He chuckled again, a voice that echoed across the emptying ramparts, "You do ask much, don't you? If you ever met God, you'd ask him why he gave the peacocks such lovely feathers, yes?"
"If I ever met them, I'd probably ask the gods if I got the other bastard just as good," she grumbled, the cold winds buffeting her skirt and threatening to toss her body off the wall.
Aldrin, on the other hand, starts off as a quiet, studious, easily-frightened boy thrown into intrigue and danger, forced to trust his life to a servant he hardly noticed before. In a way his character arc is the more satisfying of the two. It felt like the story allowed Ciara to spread wings she already had, whereas Aldrin has to grow his before he can soar.
Their journey to rejoin the royal army and thwart the Empire's invasion is filled with well-rounded secondary characters, from monkish scholars to medically-adept witches. Despite the large cast, the secondary characters were easy to keep track of and greatly enriched the reader's understanding of the story world.
I have one major nit to pick with The King's Blood, which is that it really needed at least one more round of proofreading. It is far from the worst case I've seen, but there are a certain number of incorrectly used homonyms (boarder for border, eek for eke, role for roll, dolled for doled). There weren't so many as to make my disbelief come crashing down to ground, but enough that its suspension got a little shaky in parts.
Overall, if you like some fun and satiric commentary with your adventure, The King's Blood is well worth a read.
About the Author:
S.E. Zbasnik has published three fantasy books. Tin Hero and TerraFae follow a female heroine on a classic fantasy quest to mess with some elves and crack jokes along the way. Her most recent book is The King’s Blood. It’s got some magic, it’s got some witches, it’s got a black heroine in a medieval setting, and it has more puns per cubic meter than a clown car. Zbasnik has a Bachelors in Animal Science with a focus upon genetics, putting her one step closer to finishing that monktopi army. Learn more about her on her blog and at her Amazon Author Central page.

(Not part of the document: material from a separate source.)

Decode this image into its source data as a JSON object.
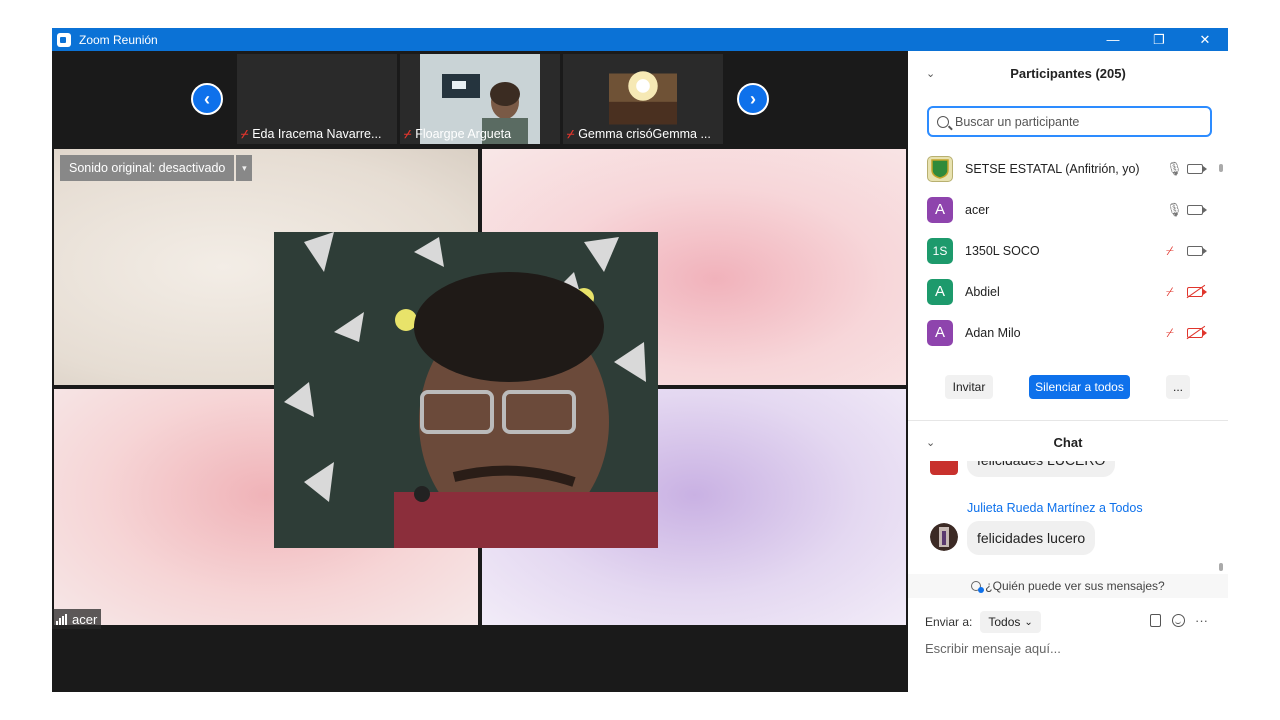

The King's Blood on Amazon: http://www.amazon.com/dp/B00JMPI9M0